Course code:

HS4054

Level:

MA - Intermediate/Advanced

Class size limit:

15

Meets the following requirements:

  • HS - Human Studies

Typically offered:

Upon occasion

This course investigates the intellectual history of concepts of love that provide origins for notions of it central in our time.  Is love the key to giving meaning to our individual lives? Is it a transformative power that can empower and heal us and our societies? How are the many different concepts of it related? To what extent are these concepts grounded in biological, historical, philosophical, or spiritual truths – or mere reflections of collective myths, self delusions, or manipulative deceptions?  How can we as individuals most fully realize ourselves? How can our society best promote flourishing lives and how can this be brought about?

The theme of love winds like an Ariadnean thread through the labyrinth of  the history of ideas about the nature of  self, Other, community, knowledge, reality and ethics. The class uses overview materials from intellectual historians like de Rougemont, Singer and May. It picks away through central passages in that labyrinth by reading key selections from Plato,  New Testament writers, medieval poets, Nietzsche, de Beauvoir, Irigary, Gandhi, King, Levinas, Thich Nhat Hanh, Mortimer-Sandilands, pop culture, and others.

Class format relies on seminar discussion with occasional short lectures. Goals of the course are to advance students’ abilities to critically analyze texts in context in intellectual history, and to advance understanding of nuanced ways key ideas in epistemology, metaphysics, ethics and social-change theories inform and are informed by concepts including: eros, philia, agape, courtly love (fin amour), love force/satyagraha, romantic love, ahimsa, and compassion.
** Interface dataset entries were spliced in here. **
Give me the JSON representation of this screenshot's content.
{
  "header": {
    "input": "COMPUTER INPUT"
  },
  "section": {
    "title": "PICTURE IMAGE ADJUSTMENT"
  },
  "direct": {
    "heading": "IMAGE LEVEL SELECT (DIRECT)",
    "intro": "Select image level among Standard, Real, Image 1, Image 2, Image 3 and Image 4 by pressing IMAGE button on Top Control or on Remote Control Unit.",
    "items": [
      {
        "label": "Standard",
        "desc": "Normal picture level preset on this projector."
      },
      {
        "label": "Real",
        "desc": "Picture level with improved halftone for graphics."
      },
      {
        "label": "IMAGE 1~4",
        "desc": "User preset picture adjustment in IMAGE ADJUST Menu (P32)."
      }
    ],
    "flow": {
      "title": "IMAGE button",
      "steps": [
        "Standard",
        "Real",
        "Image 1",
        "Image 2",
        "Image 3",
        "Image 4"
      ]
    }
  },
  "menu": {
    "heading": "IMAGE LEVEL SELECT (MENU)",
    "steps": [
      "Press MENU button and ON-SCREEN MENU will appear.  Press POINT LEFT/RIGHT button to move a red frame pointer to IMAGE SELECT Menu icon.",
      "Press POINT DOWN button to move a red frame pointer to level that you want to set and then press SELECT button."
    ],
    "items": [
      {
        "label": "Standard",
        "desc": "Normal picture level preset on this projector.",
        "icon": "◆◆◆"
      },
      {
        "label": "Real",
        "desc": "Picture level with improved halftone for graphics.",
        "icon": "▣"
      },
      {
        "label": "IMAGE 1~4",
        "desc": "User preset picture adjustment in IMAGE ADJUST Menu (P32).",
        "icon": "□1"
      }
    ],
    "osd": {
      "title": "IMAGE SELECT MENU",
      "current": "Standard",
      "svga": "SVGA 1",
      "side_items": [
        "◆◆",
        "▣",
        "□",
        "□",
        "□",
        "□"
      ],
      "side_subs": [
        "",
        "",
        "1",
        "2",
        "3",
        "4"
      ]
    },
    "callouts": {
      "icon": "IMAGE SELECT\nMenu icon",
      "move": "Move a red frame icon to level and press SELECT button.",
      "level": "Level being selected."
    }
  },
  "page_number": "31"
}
Students will be responsible for leading seminar sessions.

There will be one problem set, two short papers, and a term project presented in class as well as developed in a final paper of 15-20 pages. Includes a lab session for viewing films and television and discussing student work.

Prerequisites:

At least one prior course in intellectual history, philosophy, or a comparable class in human studies.

Always visit the Registrar's Office for the official course catalog and schedules.